Please copy each line below that contains the string "randomgathering".

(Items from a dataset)
▼▼▼
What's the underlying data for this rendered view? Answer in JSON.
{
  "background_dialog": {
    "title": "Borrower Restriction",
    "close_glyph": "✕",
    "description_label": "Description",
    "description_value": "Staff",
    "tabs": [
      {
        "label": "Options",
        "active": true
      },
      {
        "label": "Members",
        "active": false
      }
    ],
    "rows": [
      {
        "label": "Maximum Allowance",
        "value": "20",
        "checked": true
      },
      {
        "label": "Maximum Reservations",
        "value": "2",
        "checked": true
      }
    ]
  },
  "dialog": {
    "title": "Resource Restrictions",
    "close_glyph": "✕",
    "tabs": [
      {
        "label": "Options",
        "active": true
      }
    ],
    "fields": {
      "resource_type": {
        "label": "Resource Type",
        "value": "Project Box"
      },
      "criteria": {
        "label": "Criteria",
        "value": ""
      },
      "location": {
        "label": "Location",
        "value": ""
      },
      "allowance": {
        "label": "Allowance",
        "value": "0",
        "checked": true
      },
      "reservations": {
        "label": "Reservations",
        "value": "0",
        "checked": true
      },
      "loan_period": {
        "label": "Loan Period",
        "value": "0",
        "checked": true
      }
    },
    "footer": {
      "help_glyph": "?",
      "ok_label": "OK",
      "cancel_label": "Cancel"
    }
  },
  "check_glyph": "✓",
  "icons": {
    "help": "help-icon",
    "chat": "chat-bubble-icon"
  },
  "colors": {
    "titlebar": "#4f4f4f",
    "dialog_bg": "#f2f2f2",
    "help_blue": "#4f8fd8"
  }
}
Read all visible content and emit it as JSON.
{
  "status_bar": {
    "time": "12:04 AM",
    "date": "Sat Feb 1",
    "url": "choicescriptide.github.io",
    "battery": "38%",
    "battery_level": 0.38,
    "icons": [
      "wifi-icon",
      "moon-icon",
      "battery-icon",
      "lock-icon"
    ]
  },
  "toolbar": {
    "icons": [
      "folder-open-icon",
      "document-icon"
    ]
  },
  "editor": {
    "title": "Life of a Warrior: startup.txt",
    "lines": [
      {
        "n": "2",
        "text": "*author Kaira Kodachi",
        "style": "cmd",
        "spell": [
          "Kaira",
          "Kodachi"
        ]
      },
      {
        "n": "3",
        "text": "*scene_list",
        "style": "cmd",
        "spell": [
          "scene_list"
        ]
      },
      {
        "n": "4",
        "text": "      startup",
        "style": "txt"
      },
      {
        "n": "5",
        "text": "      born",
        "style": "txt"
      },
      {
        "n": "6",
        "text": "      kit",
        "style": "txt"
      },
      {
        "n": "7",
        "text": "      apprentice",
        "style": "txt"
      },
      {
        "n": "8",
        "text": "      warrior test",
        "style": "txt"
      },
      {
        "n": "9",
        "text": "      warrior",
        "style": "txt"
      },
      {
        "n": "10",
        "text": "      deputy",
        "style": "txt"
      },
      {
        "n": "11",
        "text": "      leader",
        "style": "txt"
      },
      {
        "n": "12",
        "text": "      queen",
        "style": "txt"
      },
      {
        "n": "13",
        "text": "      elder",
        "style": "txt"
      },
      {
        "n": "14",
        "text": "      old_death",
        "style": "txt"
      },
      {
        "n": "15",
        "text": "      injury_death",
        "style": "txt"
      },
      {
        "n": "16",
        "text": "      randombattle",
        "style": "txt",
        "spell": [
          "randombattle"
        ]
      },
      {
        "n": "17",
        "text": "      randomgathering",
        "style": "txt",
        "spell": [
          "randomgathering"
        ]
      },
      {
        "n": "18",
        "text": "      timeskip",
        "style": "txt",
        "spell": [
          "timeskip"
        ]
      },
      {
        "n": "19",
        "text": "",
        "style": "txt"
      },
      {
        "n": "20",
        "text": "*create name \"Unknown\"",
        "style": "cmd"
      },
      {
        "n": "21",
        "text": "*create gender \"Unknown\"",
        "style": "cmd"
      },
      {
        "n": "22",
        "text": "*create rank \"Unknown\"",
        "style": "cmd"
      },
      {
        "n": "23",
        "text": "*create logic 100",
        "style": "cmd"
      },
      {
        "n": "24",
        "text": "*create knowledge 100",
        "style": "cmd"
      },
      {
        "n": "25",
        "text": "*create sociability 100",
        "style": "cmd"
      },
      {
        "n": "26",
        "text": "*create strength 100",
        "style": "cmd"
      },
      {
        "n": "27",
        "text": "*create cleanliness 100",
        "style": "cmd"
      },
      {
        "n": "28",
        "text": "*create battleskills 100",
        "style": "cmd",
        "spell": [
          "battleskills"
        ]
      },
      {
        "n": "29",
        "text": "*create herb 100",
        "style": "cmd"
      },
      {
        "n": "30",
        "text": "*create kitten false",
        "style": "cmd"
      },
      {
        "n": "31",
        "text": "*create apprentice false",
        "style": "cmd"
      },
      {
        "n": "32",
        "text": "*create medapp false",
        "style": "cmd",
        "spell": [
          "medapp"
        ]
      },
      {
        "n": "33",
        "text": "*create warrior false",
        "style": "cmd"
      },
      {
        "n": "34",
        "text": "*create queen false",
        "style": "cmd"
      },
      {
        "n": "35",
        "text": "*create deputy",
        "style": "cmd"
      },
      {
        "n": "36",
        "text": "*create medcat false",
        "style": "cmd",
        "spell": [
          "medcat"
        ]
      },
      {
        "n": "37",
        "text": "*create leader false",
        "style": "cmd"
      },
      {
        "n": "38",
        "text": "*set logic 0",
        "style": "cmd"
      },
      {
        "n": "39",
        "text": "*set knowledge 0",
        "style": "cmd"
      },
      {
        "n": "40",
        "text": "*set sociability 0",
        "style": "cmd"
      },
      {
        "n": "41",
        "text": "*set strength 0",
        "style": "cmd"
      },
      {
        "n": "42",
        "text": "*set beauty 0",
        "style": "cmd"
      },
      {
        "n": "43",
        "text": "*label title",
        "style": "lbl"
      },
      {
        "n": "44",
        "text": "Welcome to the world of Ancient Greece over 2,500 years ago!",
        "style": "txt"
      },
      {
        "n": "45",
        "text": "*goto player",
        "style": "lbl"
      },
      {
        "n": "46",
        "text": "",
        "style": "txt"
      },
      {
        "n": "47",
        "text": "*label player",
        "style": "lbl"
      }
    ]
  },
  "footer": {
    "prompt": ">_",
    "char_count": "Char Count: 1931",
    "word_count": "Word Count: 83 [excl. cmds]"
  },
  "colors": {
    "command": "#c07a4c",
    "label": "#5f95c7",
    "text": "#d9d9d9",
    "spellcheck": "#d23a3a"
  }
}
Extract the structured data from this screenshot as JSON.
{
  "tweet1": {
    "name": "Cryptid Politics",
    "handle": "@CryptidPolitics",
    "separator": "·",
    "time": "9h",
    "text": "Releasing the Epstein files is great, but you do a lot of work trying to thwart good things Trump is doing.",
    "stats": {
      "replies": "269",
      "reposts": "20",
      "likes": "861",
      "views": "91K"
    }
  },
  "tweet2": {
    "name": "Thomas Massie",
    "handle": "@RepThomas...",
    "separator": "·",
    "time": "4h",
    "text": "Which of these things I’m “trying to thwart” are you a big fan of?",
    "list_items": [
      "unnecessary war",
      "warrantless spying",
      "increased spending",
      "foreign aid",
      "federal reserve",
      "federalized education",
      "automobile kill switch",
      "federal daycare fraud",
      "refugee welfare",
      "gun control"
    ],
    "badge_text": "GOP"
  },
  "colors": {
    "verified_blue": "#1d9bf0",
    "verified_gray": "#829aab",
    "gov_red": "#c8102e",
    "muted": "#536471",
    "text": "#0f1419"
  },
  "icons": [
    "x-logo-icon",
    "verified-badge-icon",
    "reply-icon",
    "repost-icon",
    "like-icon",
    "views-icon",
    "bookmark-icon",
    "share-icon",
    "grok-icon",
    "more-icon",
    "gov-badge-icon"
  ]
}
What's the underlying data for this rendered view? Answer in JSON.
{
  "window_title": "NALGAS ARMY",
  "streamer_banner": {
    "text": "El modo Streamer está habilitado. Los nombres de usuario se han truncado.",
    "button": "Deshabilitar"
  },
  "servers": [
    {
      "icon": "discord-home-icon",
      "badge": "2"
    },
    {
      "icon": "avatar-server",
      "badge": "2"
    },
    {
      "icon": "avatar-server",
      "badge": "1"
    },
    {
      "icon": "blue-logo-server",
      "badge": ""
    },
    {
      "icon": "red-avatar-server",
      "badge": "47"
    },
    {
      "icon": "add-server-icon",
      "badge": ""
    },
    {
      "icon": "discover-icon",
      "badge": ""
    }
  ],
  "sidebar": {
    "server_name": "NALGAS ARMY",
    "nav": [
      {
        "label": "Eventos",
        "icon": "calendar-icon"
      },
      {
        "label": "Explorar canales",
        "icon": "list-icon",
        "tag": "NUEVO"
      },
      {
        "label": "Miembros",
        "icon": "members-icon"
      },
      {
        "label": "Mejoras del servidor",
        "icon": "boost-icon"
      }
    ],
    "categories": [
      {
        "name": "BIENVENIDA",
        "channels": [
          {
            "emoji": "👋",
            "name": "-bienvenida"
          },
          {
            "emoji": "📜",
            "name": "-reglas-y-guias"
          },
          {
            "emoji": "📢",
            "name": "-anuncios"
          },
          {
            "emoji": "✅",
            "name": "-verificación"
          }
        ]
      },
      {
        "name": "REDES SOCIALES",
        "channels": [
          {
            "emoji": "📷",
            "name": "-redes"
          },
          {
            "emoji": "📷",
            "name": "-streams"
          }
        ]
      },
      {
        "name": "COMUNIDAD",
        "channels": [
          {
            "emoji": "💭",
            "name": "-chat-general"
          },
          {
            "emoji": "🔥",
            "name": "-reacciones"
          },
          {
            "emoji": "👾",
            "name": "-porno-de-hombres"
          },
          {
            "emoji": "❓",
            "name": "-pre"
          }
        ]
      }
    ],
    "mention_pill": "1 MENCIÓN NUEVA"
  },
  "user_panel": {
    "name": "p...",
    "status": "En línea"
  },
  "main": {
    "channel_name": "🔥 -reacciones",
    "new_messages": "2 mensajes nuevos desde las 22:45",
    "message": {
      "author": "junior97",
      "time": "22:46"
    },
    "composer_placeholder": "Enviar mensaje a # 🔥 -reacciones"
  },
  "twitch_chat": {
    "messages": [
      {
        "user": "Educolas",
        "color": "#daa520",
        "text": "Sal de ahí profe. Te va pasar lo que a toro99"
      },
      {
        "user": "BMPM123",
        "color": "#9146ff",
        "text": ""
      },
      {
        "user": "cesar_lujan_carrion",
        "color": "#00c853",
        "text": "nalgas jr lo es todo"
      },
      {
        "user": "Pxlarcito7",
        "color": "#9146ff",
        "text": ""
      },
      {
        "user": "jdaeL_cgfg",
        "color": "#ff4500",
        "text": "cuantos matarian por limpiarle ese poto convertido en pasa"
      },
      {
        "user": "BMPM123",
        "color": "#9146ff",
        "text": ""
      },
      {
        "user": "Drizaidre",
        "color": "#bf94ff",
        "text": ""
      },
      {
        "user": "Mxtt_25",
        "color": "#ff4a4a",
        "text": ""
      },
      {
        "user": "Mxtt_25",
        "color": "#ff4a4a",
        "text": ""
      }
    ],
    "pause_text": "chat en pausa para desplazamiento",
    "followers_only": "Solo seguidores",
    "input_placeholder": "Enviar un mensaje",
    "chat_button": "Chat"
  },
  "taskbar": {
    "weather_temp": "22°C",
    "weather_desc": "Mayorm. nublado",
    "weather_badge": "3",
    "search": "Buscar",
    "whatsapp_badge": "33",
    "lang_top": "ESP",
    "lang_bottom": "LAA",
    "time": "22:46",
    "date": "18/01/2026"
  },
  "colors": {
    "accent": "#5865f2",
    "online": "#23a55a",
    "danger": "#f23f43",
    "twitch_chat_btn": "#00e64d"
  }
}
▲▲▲
§ Answer to this problem:
        "text": "      randomgathering",
          "randomgathering"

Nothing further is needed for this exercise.